Dataset Block Start
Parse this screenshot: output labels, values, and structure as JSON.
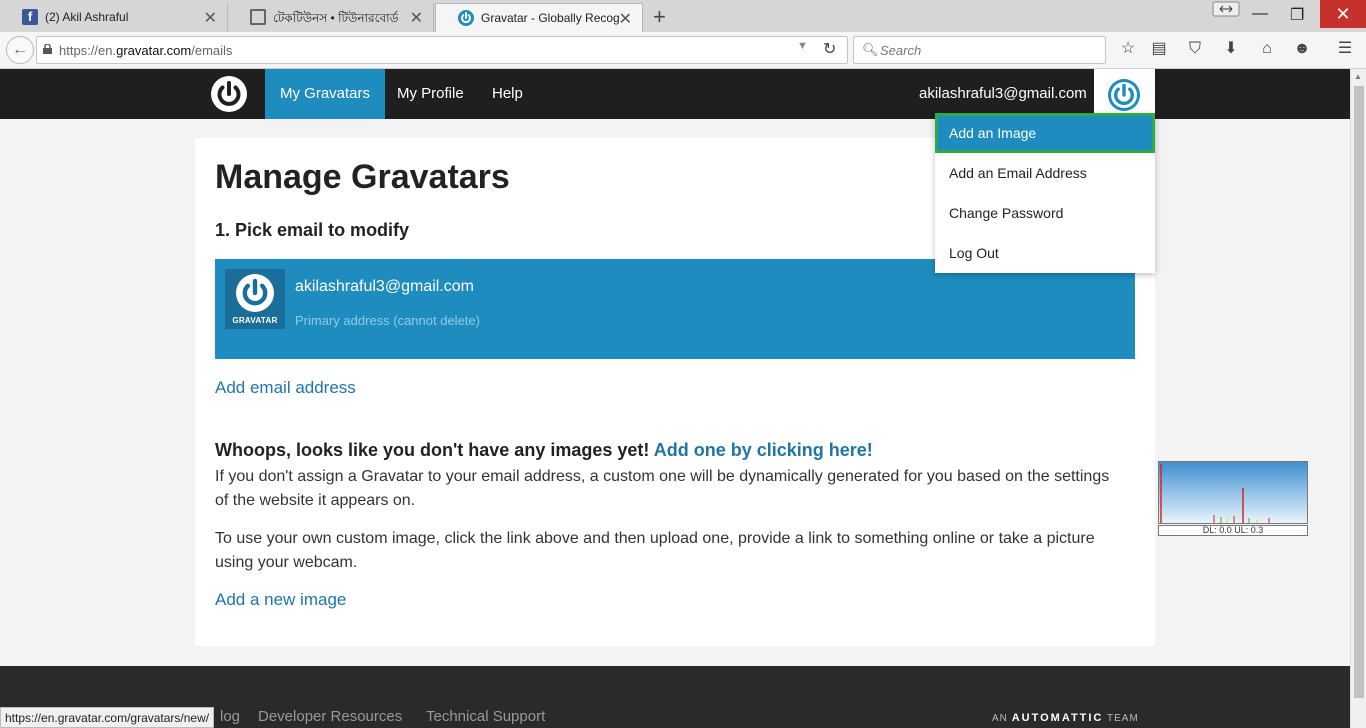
{
  "browser": {
    "tabs": [
      {
        "title": "(2) Akil Ashraful",
        "icon": "facebook-icon"
      },
      {
        "title": "টেকটিউনস • টিউনারবোর্ড",
        "icon": "techtunes-icon"
      },
      {
        "title": "Gravatar - Globally Recog...",
        "icon": "gravatar-icon"
      }
    ],
    "url_prefix": "https://en.",
    "url_domain": "gravatar.com",
    "url_path": "/emails",
    "search_placeholder": "Search"
  },
  "header": {
    "nav": [
      "My Gravatars",
      "My Profile",
      "Help"
    ],
    "user_email": "akilashraful3@gmail.com"
  },
  "dropdown": {
    "items": [
      "Add an Image",
      "Add an Email Address",
      "Change Password",
      "Log Out"
    ]
  },
  "main": {
    "title": "Manage Gravatars",
    "step": "1. Pick email to modify",
    "email": {
      "address": "akilashraful3@gmail.com",
      "note": "Primary address (cannot delete)",
      "avatar_label": "GRAVATAR"
    },
    "add_email_link": "Add email address",
    "whoops": "Whoops, looks like you don't have any images yet!",
    "whoops_cta": "Add one by clicking here!",
    "para1": "If you don't assign a Gravatar to your email address, a custom one will be dynamically generated for you based on the settings of the website it appears on.",
    "para2": "To use your own custom image, click the link above and then upload one, provide a link to something online or take a picture using your webcam.",
    "add_image_link": "Add a new image"
  },
  "speed_widget": {
    "label": "DL: 0.0 UL: 0.3"
  },
  "footer": {
    "links": [
      "log",
      "Developer Resources",
      "Technical Support"
    ],
    "brand_prefix": "AN",
    "brand_name": "AUTOMATTIC",
    "brand_suffix": "TEAM"
  },
  "status_url": "https://en.gravatar.com/gravatars/new/",
  "colors": {
    "accent": "#1e8cbe",
    "header_bg": "#1f1f1f",
    "highlight_border": "#2eaa4a"
  }
}
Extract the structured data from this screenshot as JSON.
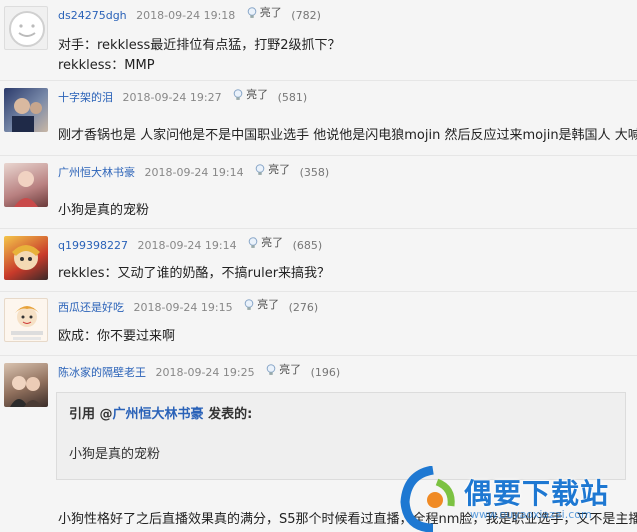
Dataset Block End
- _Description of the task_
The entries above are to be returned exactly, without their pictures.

- _Final answer_
Parse this screenshot: output labels, values, and structure as JSON.
{
  "browser": {
    "tabs": [
      {
        "title": "(2) Akil Ashraful",
        "icon": "facebook-icon"
      },
      {
        "title": "টেকটিউনস • টিউনারবোর্ড",
        "icon": "techtunes-icon"
      },
      {
        "title": "Gravatar - Globally Recog...",
        "icon": "gravatar-icon"
      }
    ],
    "url_prefix": "https://en.",
    "url_domain": "gravatar.com",
    "url_path": "/emails",
    "search_placeholder": "Search"
  },
  "header": {
    "nav": [
      "My Gravatars",
      "My Profile",
      "Help"
    ],
    "user_email": "akilashraful3@gmail.com"
  },
  "dropdown": {
    "items": [
      "Add an Image",
      "Add an Email Address",
      "Change Password",
      "Log Out"
    ]
  },
  "main": {
    "title": "Manage Gravatars",
    "step": "1. Pick email to modify",
    "email": {
      "address": "akilashraful3@gmail.com",
      "note": "Primary address (cannot delete)",
      "avatar_label": "GRAVATAR"
    },
    "add_email_link": "Add email address",
    "whoops": "Whoops, looks like you don't have any images yet!",
    "whoops_cta": "Add one by clicking here!",
    "para1": "If you don't assign a Gravatar to your email address, a custom one will be dynamically generated for you based on the settings of the website it appears on.",
    "para2": "To use your own custom image, click the link above and then upload one, provide a link to something online or take a picture using your webcam.",
    "add_image_link": "Add a new image"
  },
  "speed_widget": {
    "label": "DL: 0.0 UL: 0.3"
  },
  "footer": {
    "links": [
      "log",
      "Developer Resources",
      "Technical Support"
    ],
    "brand_prefix": "AN",
    "brand_name": "AUTOMATTIC",
    "brand_suffix": "TEAM"
  },
  "status_url": "https://en.gravatar.com/gravatars/new/",
  "colors": {
    "accent": "#1e8cbe",
    "header_bg": "#1f1f1f",
    "highlight_border": "#2eaa4a"
  }
}
Extract the structured data from this screenshot as JSON.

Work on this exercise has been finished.